**Information shown**
---*---

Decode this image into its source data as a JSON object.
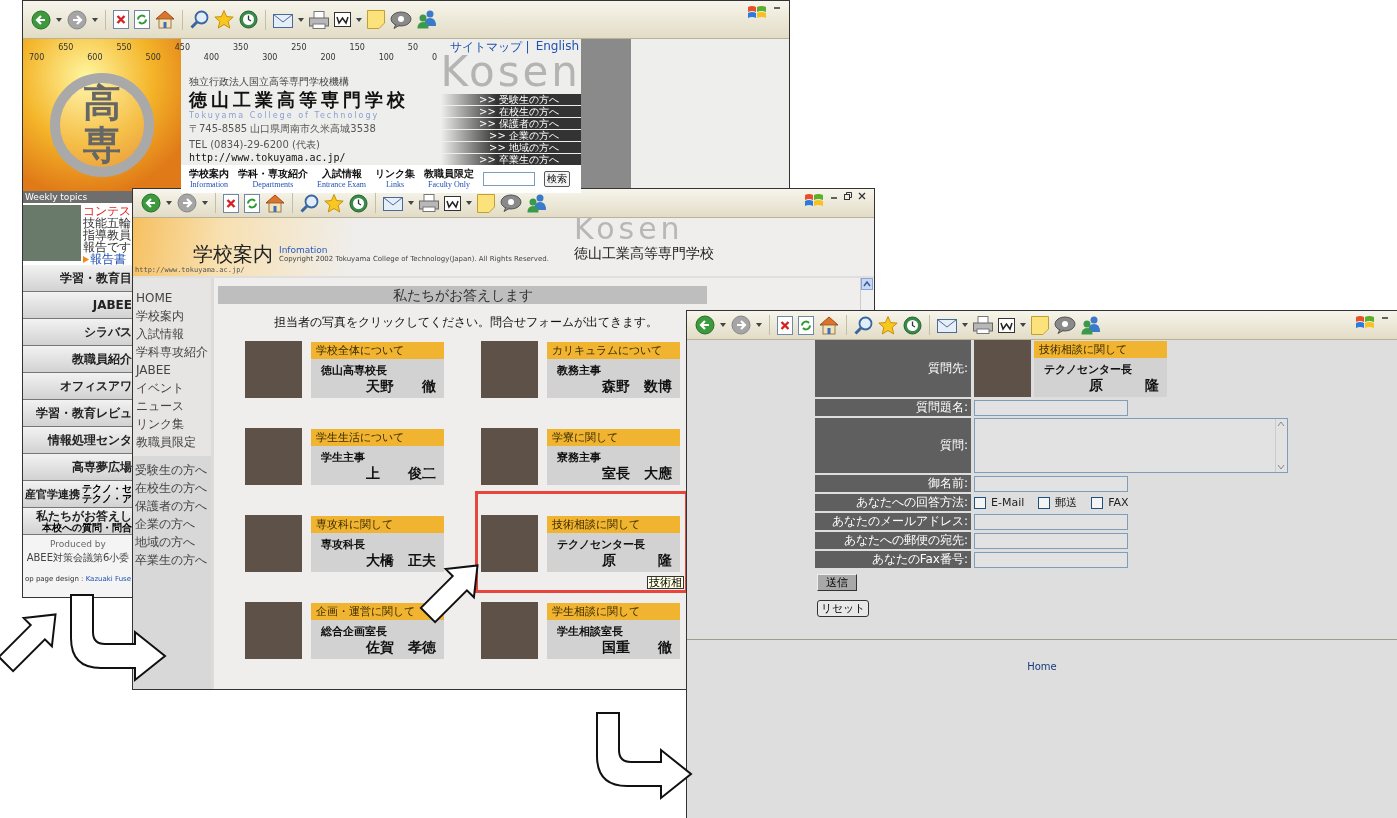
{
  "home_window": {
    "header": {
      "sitemap_link": "サイトマップ |",
      "english_link": "English",
      "ruler_labels": [
        "700",
        "650",
        "600",
        "550",
        "500",
        "450",
        "400",
        "350",
        "300",
        "250",
        "200",
        "150",
        "100",
        "50",
        "0"
      ],
      "watermark": "Kosen",
      "logo_text": "高専",
      "organization": "独立行政法人国立高等専門学校機構",
      "school_name": "徳山工業高等専門学校",
      "school_name_en": "Tokuyama College of Technology",
      "address": "〒745-8585 山口県周南市久米高城3538",
      "phone": "TEL (0834)-29-6200 (代表)",
      "url": "http://www.tokuyama.ac.jp/",
      "audience_links": [
        ">> 受験生の方へ",
        ">> 在校生の方へ",
        ">> 保護者の方へ",
        ">> 企業の方へ",
        ">> 地域の方へ",
        ">> 卒業生の方へ"
      ],
      "nav": [
        {
          "label": "学校案内",
          "sublabel": "Information"
        },
        {
          "label": "学科・専攻紹介",
          "sublabel": "Departments"
        },
        {
          "label": "入試情報",
          "sublabel": "Entrance Exam"
        },
        {
          "label": "リンク集",
          "sublabel": "Links"
        },
        {
          "label": "教職員限定",
          "sublabel": "Faculty Only"
        }
      ],
      "search_button": "検索"
    },
    "weekly_topics": {
      "title": "Weekly topics",
      "headline": "コンテス",
      "lines": [
        "技能五輪",
        "指導教員",
        "報告です"
      ],
      "link": "報告書"
    },
    "menu": [
      {
        "label": "学習・教育目"
      },
      {
        "label": "JABEE"
      },
      {
        "label": "シラバス"
      },
      {
        "label": "教職員紹介"
      },
      {
        "label": "オフィスアワ"
      },
      {
        "label": "学習・教育レビュ"
      },
      {
        "label": "情報処理センタ"
      },
      {
        "label": "高専夢広場"
      },
      {
        "label": "産官学連携",
        "sub": [
          "テクノ・セ",
          "テクノ・ア"
        ]
      },
      {
        "label": "私たちがお答えし",
        "sub": [
          "本校への質問・問合"
        ]
      }
    ],
    "footer": {
      "produced_by": "Produced by",
      "committee": "ABEE対策会議第6小委",
      "design_label": "op page design :",
      "designer": "Kazuaki Fuse"
    }
  },
  "info_window": {
    "header": {
      "title": "学校案内",
      "title_en": "Infomation",
      "copyright": "Copyright 2002 Tokuyama College of Technology(Japan). All Rights Reserved.",
      "school_name": "徳山工業高等専門学校",
      "watermark": "Kosen",
      "url": "http://www.tokuyama.ac.jp/"
    },
    "menu": [
      "HOME",
      "学校案内",
      "入試情報",
      "学科専攻紹介",
      "JABEE",
      "イベント",
      "ニュース",
      "リンク集",
      "教職員限定"
    ],
    "audience_menu": [
      "受験生の方へ",
      "在校生の方へ",
      "保護者の方へ",
      "企業の方へ",
      "地域の方へ",
      "卒業生の方へ"
    ],
    "heading": "私たちがお答えします",
    "instruction": "担当者の写真をクリックしてください。問合せフォームが出てきます。",
    "contacts": [
      {
        "topic": "学校全体について",
        "role": "徳山高専校長",
        "name": "天野　　徹",
        "selected": false
      },
      {
        "topic": "カリキュラムについて",
        "role": "教務主事",
        "name": "森野　数博",
        "selected": false
      },
      {
        "topic": "学生生活について",
        "role": "学生主事",
        "name": "上　　俊二",
        "selected": false
      },
      {
        "topic": "学寮に関して",
        "role": "寮務主事",
        "name": "室長　大應",
        "selected": false
      },
      {
        "topic": "専攻科に関して",
        "role": "専攻科長",
        "name": "大橋　正夫",
        "selected": false
      },
      {
        "topic": "技術相談に関して",
        "role": "テクノセンター長",
        "name": "原　　　隆",
        "selected": true,
        "tooltip": "技術相"
      },
      {
        "topic": "企画・運営に関して",
        "role": "総合企画室長",
        "name": "佐賀　孝徳",
        "selected": false
      },
      {
        "topic": "学生相談に関して",
        "role": "学生相談室長",
        "name": "国重　　徹",
        "selected": false
      }
    ]
  },
  "form_window": {
    "recipient_label": "質問先:",
    "recipient": {
      "topic": "技術相談に関して",
      "role": "テクノセンター長",
      "name": "原　　　隆"
    },
    "fields": [
      {
        "label": "質問題名:",
        "kind": "text"
      },
      {
        "label": "質問:",
        "kind": "textarea"
      },
      {
        "label": "御名前:",
        "kind": "text"
      },
      {
        "label": "あなたへの回答方法:",
        "kind": "checkboxes",
        "options": [
          {
            "label": "E-Mail",
            "checked": false
          },
          {
            "label": "郵送",
            "checked": false
          },
          {
            "label": "FAX",
            "checked": false
          }
        ]
      },
      {
        "label": "あなたのメールアドレス:",
        "kind": "text"
      },
      {
        "label": "あなたへの郵便の宛先:",
        "kind": "text"
      },
      {
        "label": "あなたのFax番号:",
        "kind": "text"
      }
    ],
    "submit_button": "送信",
    "reset_button": "リセット",
    "footer_link": "Home"
  }
}
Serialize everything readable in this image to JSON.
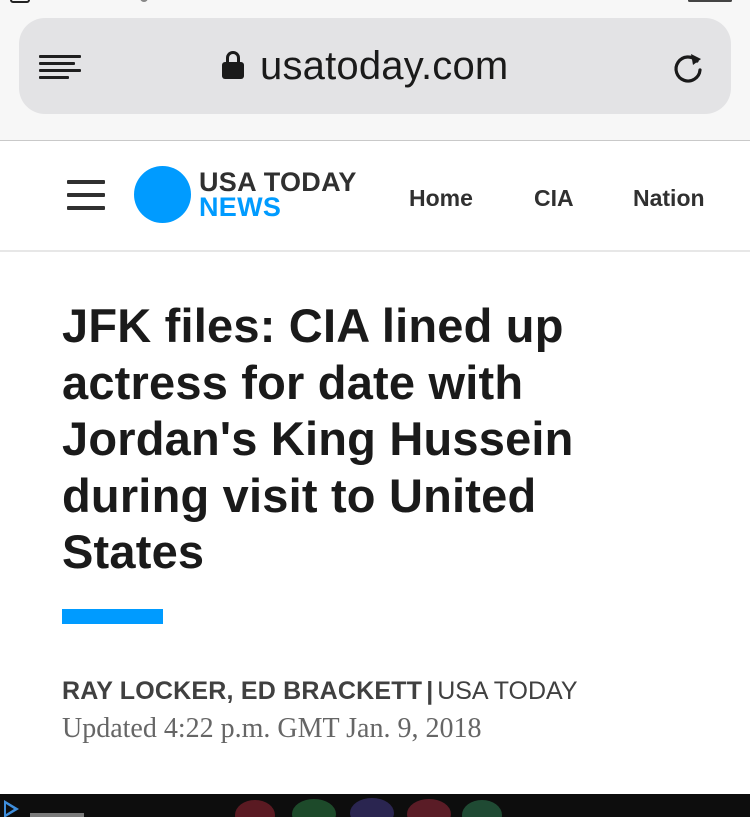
{
  "browser": {
    "url": "usatoday.com"
  },
  "header": {
    "logo_line1": "USA TODAY",
    "logo_line2": "NEWS",
    "nav": [
      {
        "label": "Home"
      },
      {
        "label": "CIA"
      },
      {
        "label": "Nation"
      }
    ]
  },
  "article": {
    "headline_lines": [
      "JFK files: CIA lined up",
      "actress for date with",
      "Jordan's King Hussein",
      "during visit to United",
      "States"
    ],
    "authors": "RAY LOCKER, ED BRACKETT",
    "separator": "|",
    "outlet": "USA TODAY",
    "updated": "Updated 4:22 p.m. GMT Jan. 9, 2018"
  },
  "colors": {
    "brand_blue": "#009bff",
    "text_dark": "#1a1a1a",
    "text_muted": "#666666"
  },
  "icons": [
    "reader-icon",
    "lock-icon",
    "reload-icon",
    "hamburger-icon",
    "play-icon"
  ]
}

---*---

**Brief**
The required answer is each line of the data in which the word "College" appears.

**Answer section**
      "school_name_en": "Tokuyama College of Technology",
      "copyright": "Copyright 2002 Tokuyama College of Technology(Japan). All Rights Reserved.",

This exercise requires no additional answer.